The USDA’s weekly weather and crop bulletin for April 21, says that zero percent of the Minnesota corn crop has been planted this year. That’s not surprising considering the kind of April we’ve experienced.
This time last year Minnesota farmers had 10 percent of the corn crop in and the five year average for the state’s farmers has been 11 percent.
At the national level, only four percent of the corn crop is in the ground. That compares to 26 percent of the corn crop being planted last year and the five year average is 16 percent.
Much of the ‘corn belt’ has yet to put a corn seed in the ground. Iowa, Michigan, Nebraska, North and South Dakota and Wisconsin are reporting no corn being planted.
Illinois and Indian, which are states that extend way below the Mason Dixon Line, have one percent of the crop in.
So most Minnesota farmers don’t have to fret about farmers in other states getting too far ahead of them.
The wet April has improved soil conditions. The USDA reports that topsoil moisture 3 percent very short, 14 percent short, 59 percent adequate and 24 percent surplus.
Subsoil moisture is 18 percent very short, 38 percent short, 40 percent adequate, and 4 percent surplus.
Soil temperature is still in the ice box. As of Tuesday the six inch soil temperature was 37 degrees at a Mankato reporting station.
These factors cause the USDA to estimate the approximate date to begin full scale field work will be around May 7.
The wet month has recharged much of the top soil in the county and the state and helped reduce the severity of the drought.
As of Wednesday, St. James has had 4.69 inches of precipitation for April compared to a monthly average for April of 3.15 inches. The county is experiencing 50 percent above average rainfall.
That’s helped free the area from the grip of the drought. According to the latest drought monitor index reading, Watonwan County has fallen back into the severe drought category. Two weeks ago we were in the extreme drought category.
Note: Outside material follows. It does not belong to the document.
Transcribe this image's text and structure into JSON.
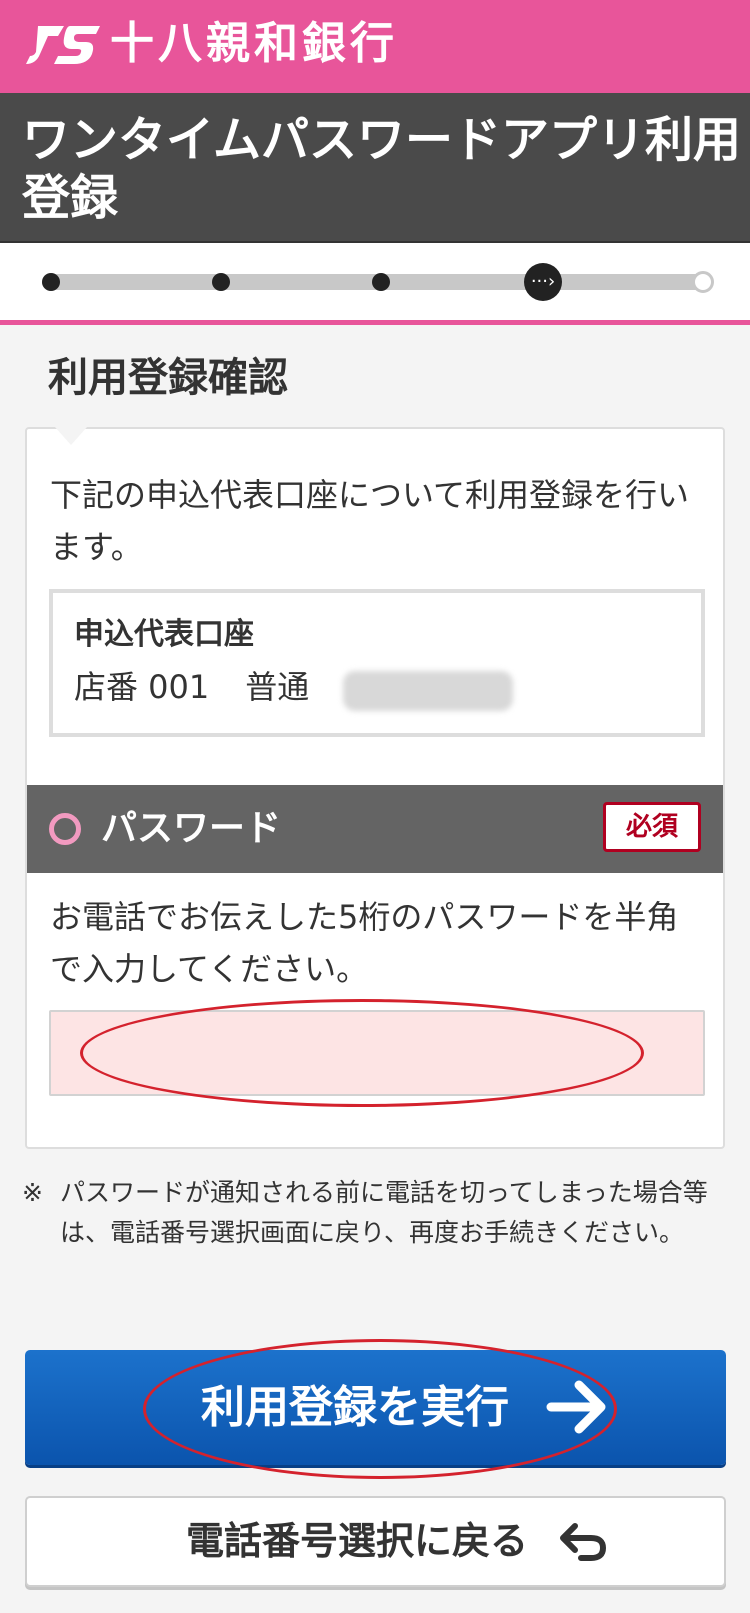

The top soil’s water supply is replenished. Now if it stops snowing, dries up enough and warms up enough the farmers can get busy.